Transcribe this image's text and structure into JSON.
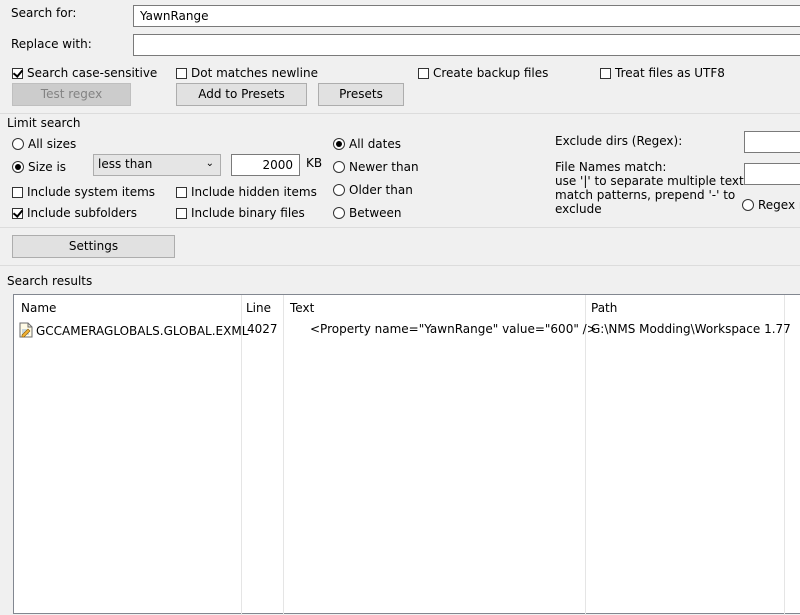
{
  "search": {
    "search_for_label": "Search for:",
    "search_for_value": "YawnRange",
    "replace_with_label": "Replace with:",
    "replace_with_value": ""
  },
  "options": {
    "case_sensitive": {
      "label": "Search case-sensitive",
      "checked": true
    },
    "dot_matches_newline": {
      "label": "Dot matches newline",
      "checked": false
    },
    "create_backup": {
      "label": "Create backup files",
      "checked": false
    },
    "treat_utf8": {
      "label": "Treat files as UTF8",
      "checked": false
    }
  },
  "buttons": {
    "test_regex": "Test regex",
    "add_to_presets": "Add to Presets",
    "presets": "Presets",
    "settings": "Settings"
  },
  "limit": {
    "title": "Limit search",
    "all_sizes": "All sizes",
    "size_is": "Size is",
    "size_op": "less than",
    "size_value": "2000",
    "size_unit": "KB",
    "include_system": "Include system items",
    "include_hidden": "Include hidden items",
    "include_subfolders": "Include subfolders",
    "include_binary": "Include binary files",
    "all_dates": "All dates",
    "newer_than": "Newer than",
    "older_than": "Older than",
    "between": "Between",
    "exclude_dirs_label": "Exclude dirs (Regex):",
    "exclude_dirs_value": "",
    "file_names_label": "File Names match:",
    "file_names_help": [
      "use '|' to separate multiple text",
      "match patterns, prepend '-' to",
      "exclude"
    ],
    "file_names_value": "",
    "regex_label": "Regex r"
  },
  "results": {
    "title": "Search results",
    "columns": [
      "Name",
      "Line",
      "Text",
      "Path"
    ],
    "rows": [
      {
        "name": "GCCAMERAGLOBALS.GLOBAL.EXML",
        "line": "4027",
        "text": "<Property name=\"YawnRange\" value=\"600\" />",
        "path": "G:\\NMS Modding\\Workspace 1.77"
      }
    ]
  }
}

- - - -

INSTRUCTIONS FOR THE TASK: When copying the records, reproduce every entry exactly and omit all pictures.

EXERCISE SOLUTION:
Transcribe this image's text and structure into JSON.
{
  "search": {
    "search_for_label": "Search for:",
    "search_for_value": "YawnRange",
    "replace_with_label": "Replace with:",
    "replace_with_value": ""
  },
  "options": {
    "case_sensitive": {
      "label": "Search case-sensitive",
      "checked": true
    },
    "dot_matches_newline": {
      "label": "Dot matches newline",
      "checked": false
    },
    "create_backup": {
      "label": "Create backup files",
      "checked": false
    },
    "treat_utf8": {
      "label": "Treat files as UTF8",
      "checked": false
    }
  },
  "buttons": {
    "test_regex": "Test regex",
    "add_to_presets": "Add to Presets",
    "presets": "Presets",
    "settings": "Settings"
  },
  "limit": {
    "title": "Limit search",
    "all_sizes": "All sizes",
    "size_is": "Size is",
    "size_op": "less than",
    "size_value": "2000",
    "size_unit": "KB",
    "include_system": "Include system items",
    "include_hidden": "Include hidden items",
    "include_subfolders": "Include subfolders",
    "include_binary": "Include binary files",
    "all_dates": "All dates",
    "newer_than": "Newer than",
    "older_than": "Older than",
    "between": "Between",
    "exclude_dirs_label": "Exclude dirs (Regex):",
    "exclude_dirs_value": "",
    "file_names_label": "File Names match:",
    "file_names_help": [
      "use '|' to separate multiple text",
      "match patterns, prepend '-' to",
      "exclude"
    ],
    "file_names_value": "",
    "regex_label": "Regex r"
  },
  "results": {
    "title": "Search results",
    "columns": [
      "Name",
      "Line",
      "Text",
      "Path"
    ],
    "rows": [
      {
        "name": "GCCAMERAGLOBALS.GLOBAL.EXML",
        "line": "4027",
        "text": "<Property name=\"YawnRange\" value=\"600\" />",
        "path": "G:\\NMS Modding\\Workspace 1.77"
      }
    ]
  }
}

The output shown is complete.